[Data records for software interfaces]
-*-

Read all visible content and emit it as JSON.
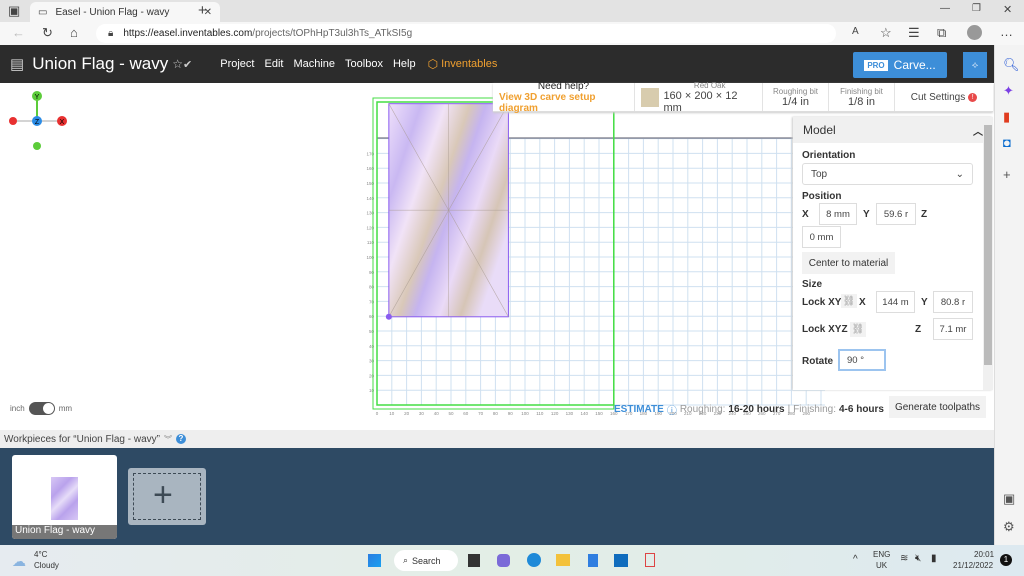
{
  "browser": {
    "tab_title": "Easel - Union Flag - wavy",
    "url_host": "https://easel.inventables.com",
    "url_path": "/projects/tOPhHpT3ul3hTs_ATkSI5g"
  },
  "header": {
    "title": "Union Flag - wavy",
    "menu": [
      "Project",
      "Edit",
      "Machine",
      "Toolbox",
      "Help"
    ],
    "brand": "Inventables",
    "carve_pro": "PRO",
    "carve_label": "Carve..."
  },
  "infobar": {
    "help": "Need help?",
    "help_link": "View 3D carve setup diagram",
    "material": "Red Oak",
    "material_size": "160 × 200 × 12 mm",
    "roughing_label": "Roughing bit",
    "roughing_value": "1/4 in",
    "finishing_label": "Finishing bit",
    "finishing_value": "1/8 in",
    "cut_settings": "Cut Settings"
  },
  "panel": {
    "title": "Model",
    "orientation_label": "Orientation",
    "orientation_value": "Top",
    "position_label": "Position",
    "x_label": "X",
    "x_value": "8 mm",
    "y_label": "Y",
    "y_value": "59.6 r",
    "z_label": "Z",
    "z_value": "0 mm",
    "center_btn": "Center to material",
    "size_label": "Size",
    "lock_xy": "Lock XY",
    "size_x": "144 m",
    "size_y": "80.8 r",
    "lock_xyz": "Lock XYZ",
    "size_z": "7.1 mr",
    "rotate_label": "Rotate",
    "rotate_value": "90 °"
  },
  "canvas": {
    "x_ticks": [
      0,
      10,
      20,
      30,
      40,
      50,
      60,
      70,
      80,
      90,
      100,
      110,
      120,
      130,
      140,
      150,
      160,
      170,
      180,
      190,
      200,
      210,
      220,
      230,
      240,
      250,
      260,
      270,
      280,
      290
    ],
    "y_ticks": [
      10,
      20,
      30,
      40,
      50,
      60,
      70,
      80,
      90,
      100,
      110,
      120,
      130,
      140,
      150,
      160,
      170
    ],
    "axis_y": "Y",
    "axis_z": "Z",
    "axis_x": "X"
  },
  "estimate": {
    "label": "ESTIMATE",
    "roughing": "Roughing:",
    "roughing_time": "16-20 hours",
    "sep": "|",
    "finishing": "Finishing:",
    "finishing_time": "4-6 hours",
    "generate": "Generate toolpaths"
  },
  "units": {
    "inch": "inch",
    "mm": "mm",
    "selected": "mm"
  },
  "workpieces": {
    "header": "Workpieces for “Union Flag - wavy”",
    "items": [
      {
        "name": "Union Flag - wavy"
      }
    ]
  },
  "taskbar": {
    "temp": "4°C",
    "weather": "Cloudy",
    "search": "Search",
    "lang1": "ENG",
    "lang2": "UK",
    "time": "20:01",
    "date": "21/12/2022",
    "notif": "1"
  },
  "colors": {
    "accent": "#3d8ed8",
    "brand": "#f0a030",
    "header": "#2c2c2c",
    "workpiece_bg": "#2e4a64",
    "bounds": "#44dd44",
    "model": "#8a5cf0"
  }
}
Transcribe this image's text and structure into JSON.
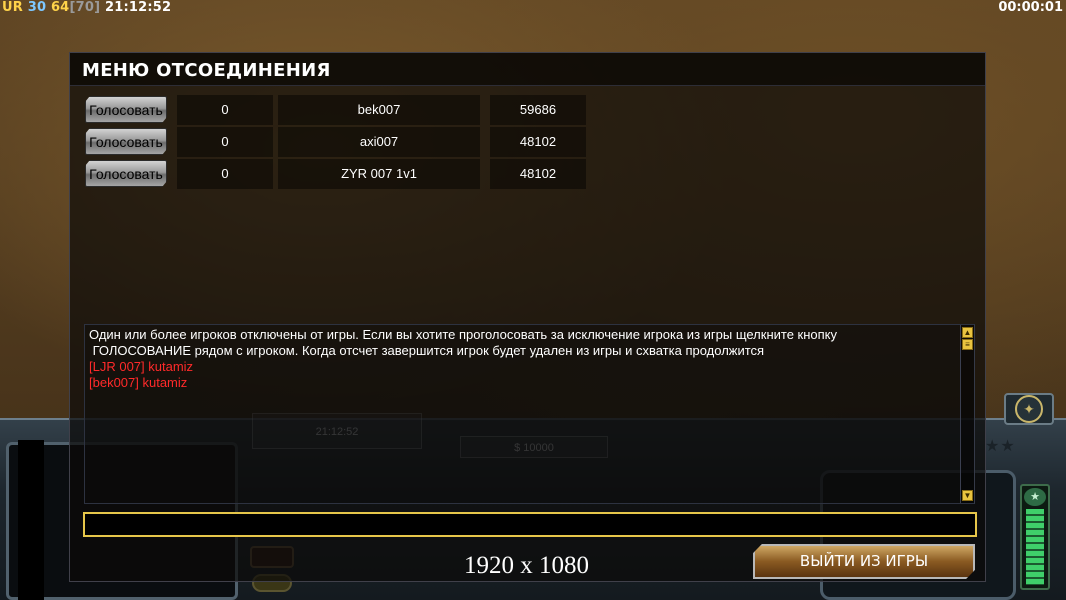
{
  "hud": {
    "tag": "UR",
    "fps": "30",
    "val64": "64",
    "val70": "[70]",
    "clock": "21:12:52",
    "timer": "00:00:01"
  },
  "background_hud": {
    "time_ghost": "21:12:52",
    "money_ghost": "$ 10000"
  },
  "dialog": {
    "title": "МЕНЮ ОТСОЕДИНЕНИЯ",
    "rows": [
      {
        "vote_label": "Голосовать",
        "count": "0",
        "player": "bek007",
        "ping": "59686"
      },
      {
        "vote_label": "Голосовать",
        "count": "0",
        "player": "axi007",
        "ping": "48102"
      },
      {
        "vote_label": "Голосовать",
        "count": "0",
        "player": "ZYR 007 1v1",
        "ping": "48102"
      }
    ],
    "chat": {
      "system_line1": "Один или более игроков отключены от игры. Если вы хотите проголосовать за исключение игрока из игры щелкните кнопку",
      "system_line2": " ГОЛОСОВАНИЕ рядом с игроком. Когда отсчет завершится игрок будет удален из игры и схватка продолжится",
      "messages": [
        "[LJR 007] kutamiz",
        "[bek007] kutamiz"
      ],
      "message_color": "#ff2a2a"
    },
    "input_value": "",
    "resolution": "1920 x 1080",
    "exit_label": "ВЫЙТИ ИЗ ИГРЫ"
  },
  "icons": {
    "scroll_up": "scroll-up-icon",
    "scroll_down": "scroll-down-icon",
    "emblem": "radar-emblem-icon",
    "power": "power-meter-icon"
  }
}
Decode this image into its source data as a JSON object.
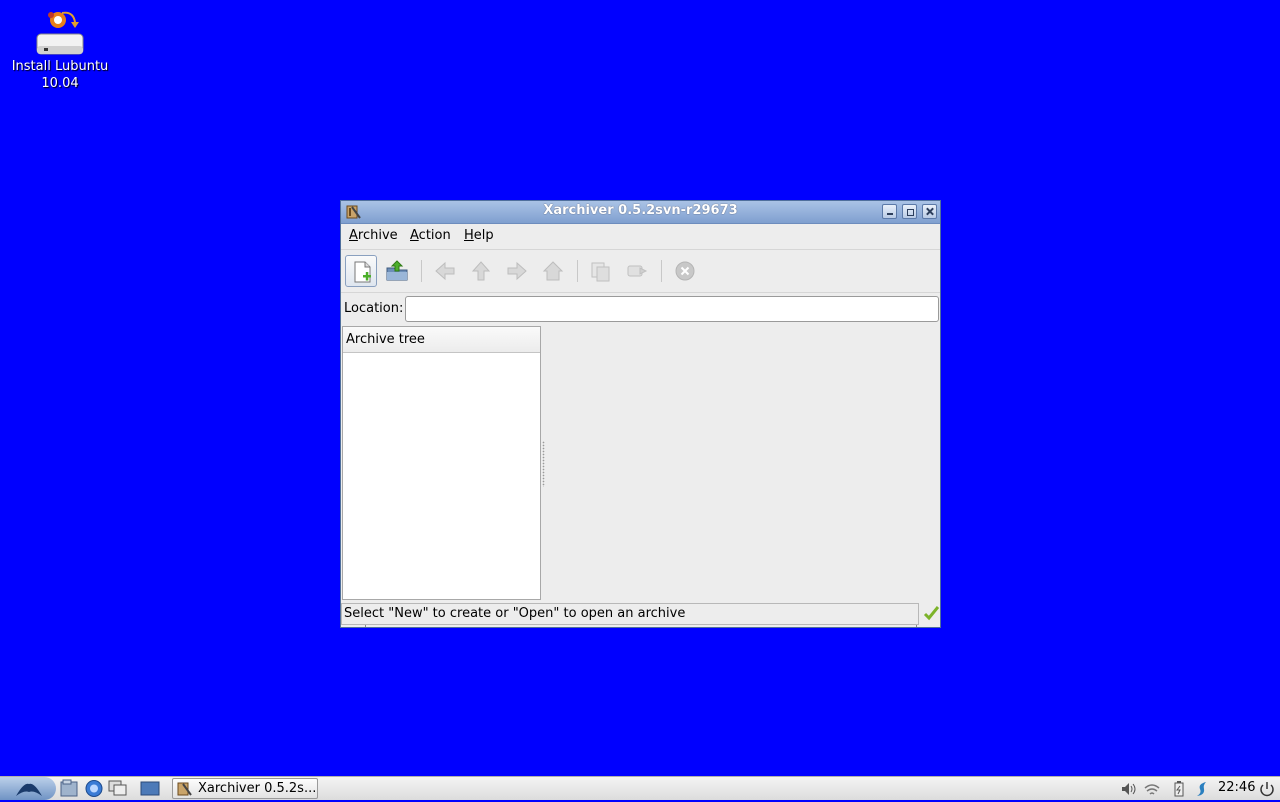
{
  "desktop": {
    "background_color": "#0000ff",
    "icons": [
      {
        "name": "install-lubuntu-icon",
        "label_line1": "Install Lubuntu",
        "label_line2": "10.04"
      }
    ]
  },
  "window": {
    "title": "Xarchiver 0.5.2svn-r29673",
    "menu": {
      "archive": {
        "underline": "A",
        "rest": "rchive"
      },
      "action": {
        "underline": "A",
        "rest": "ction"
      },
      "help": {
        "underline": "H",
        "rest": "elp"
      }
    },
    "toolbar": {
      "buttons": [
        "new-archive-icon",
        "open-archive-icon",
        "back-icon",
        "up-icon",
        "forward-icon",
        "home-icon",
        "extract-icon",
        "add-files-icon",
        "stop-icon"
      ]
    },
    "location": {
      "label": "Location:",
      "value": ""
    },
    "tree": {
      "header": "Archive tree"
    },
    "status": {
      "text": "Select \"New\" to create or \"Open\" to open an archive"
    }
  },
  "taskbar": {
    "task_label": "Xarchiver 0.5.2s...",
    "clock": "22:46"
  }
}
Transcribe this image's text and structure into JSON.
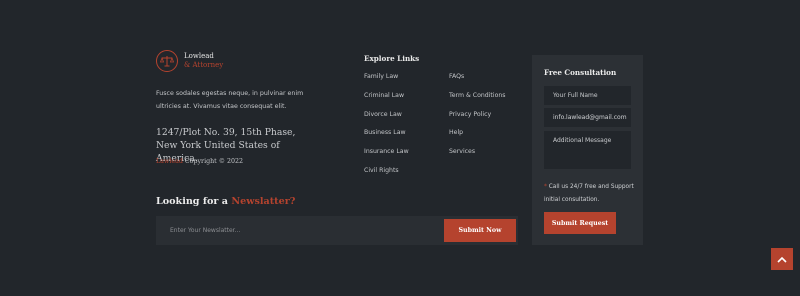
{
  "brand": {
    "name_line1": "Lowlead",
    "name_line2": "& Attorney",
    "about": "Fusce sodales egestas neque, in pulvinar enim ultricies at. Vivamus vitae consequat elit.",
    "address": "1247/Plot No. 39, 15th Phase, New York United States of America.",
    "copyright_brand": "Lawlead",
    "copyright_text": " Copyright © 2022"
  },
  "explore": {
    "title": "Explore Links",
    "col1": [
      "Family Law",
      "Criminal Law",
      "Divorce Law",
      "Business Law",
      "Insurance Law",
      "Civil Rights"
    ],
    "col2": [
      "FAQs",
      "Term & Conditions",
      "Privacy Policy",
      "Help",
      "Services"
    ]
  },
  "newsletter": {
    "title_prefix": "Looking for a ",
    "title_accent": "Newslatter?",
    "placeholder": "Enter Your Newslatter...",
    "button": "Submit Now"
  },
  "consultation": {
    "title": "Free Consultation",
    "name_placeholder": "Your Full Name",
    "email_value": "info.lawlead@gmail.com",
    "message_placeholder": "Additional Message",
    "note_star": "*",
    "note": " Call us 24/7 free and Support initial consultation.",
    "button": "Submit Request"
  },
  "colors": {
    "background": "#22262b",
    "panel": "#2c3035",
    "accent": "#b5432e"
  },
  "icons": {
    "logo": "scales-of-justice-icon",
    "scroll_top": "chevron-up-icon"
  }
}
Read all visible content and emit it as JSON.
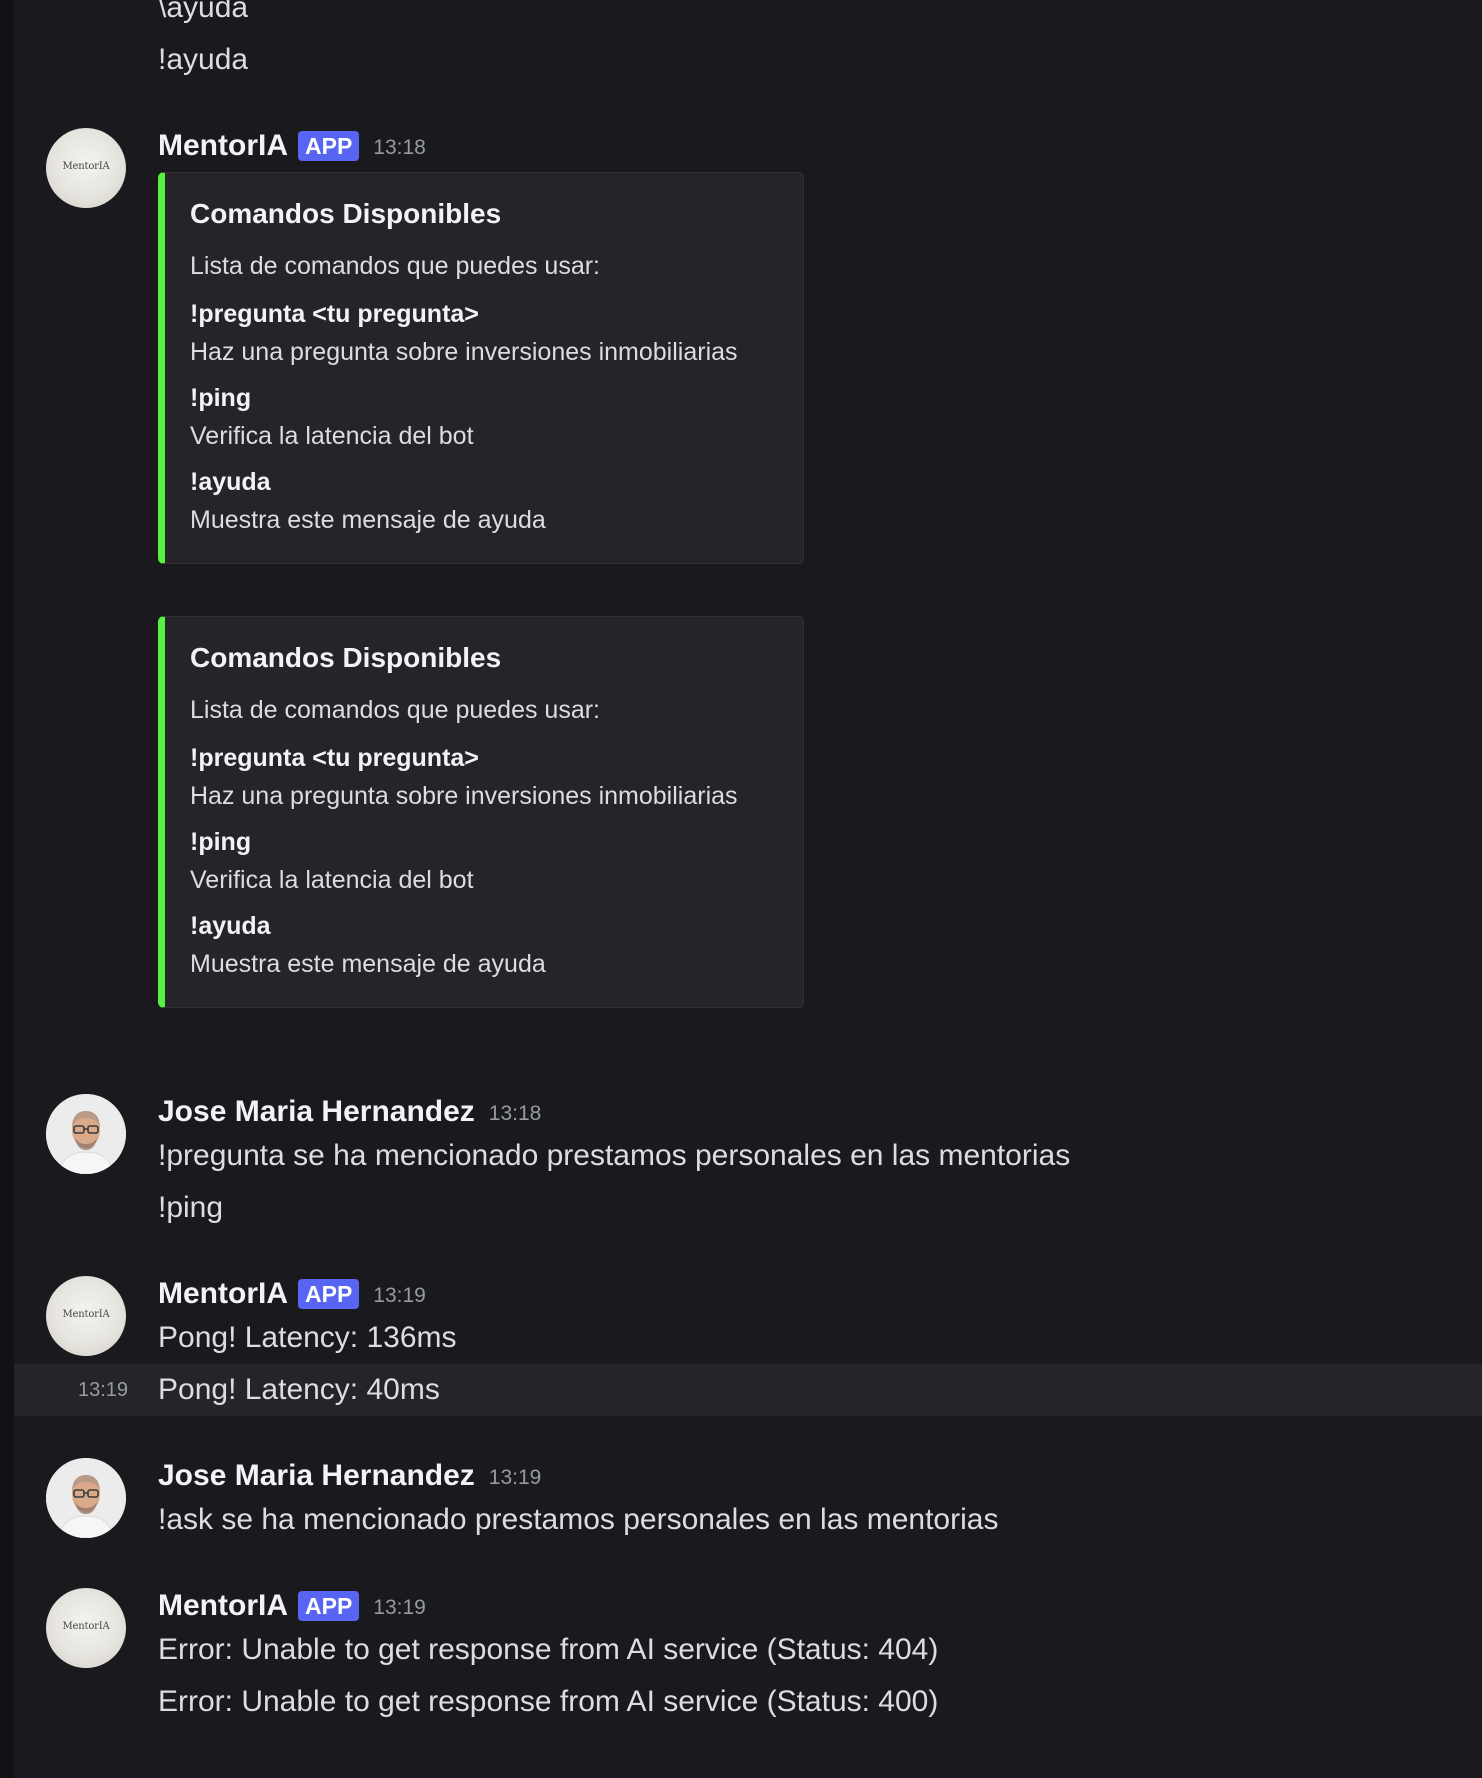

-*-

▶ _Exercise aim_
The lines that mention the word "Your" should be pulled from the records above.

▶ _Result of the exercise_
    "placeholder": "Enter Your Newslatter...",
    "name_placeholder": "Your Full Name",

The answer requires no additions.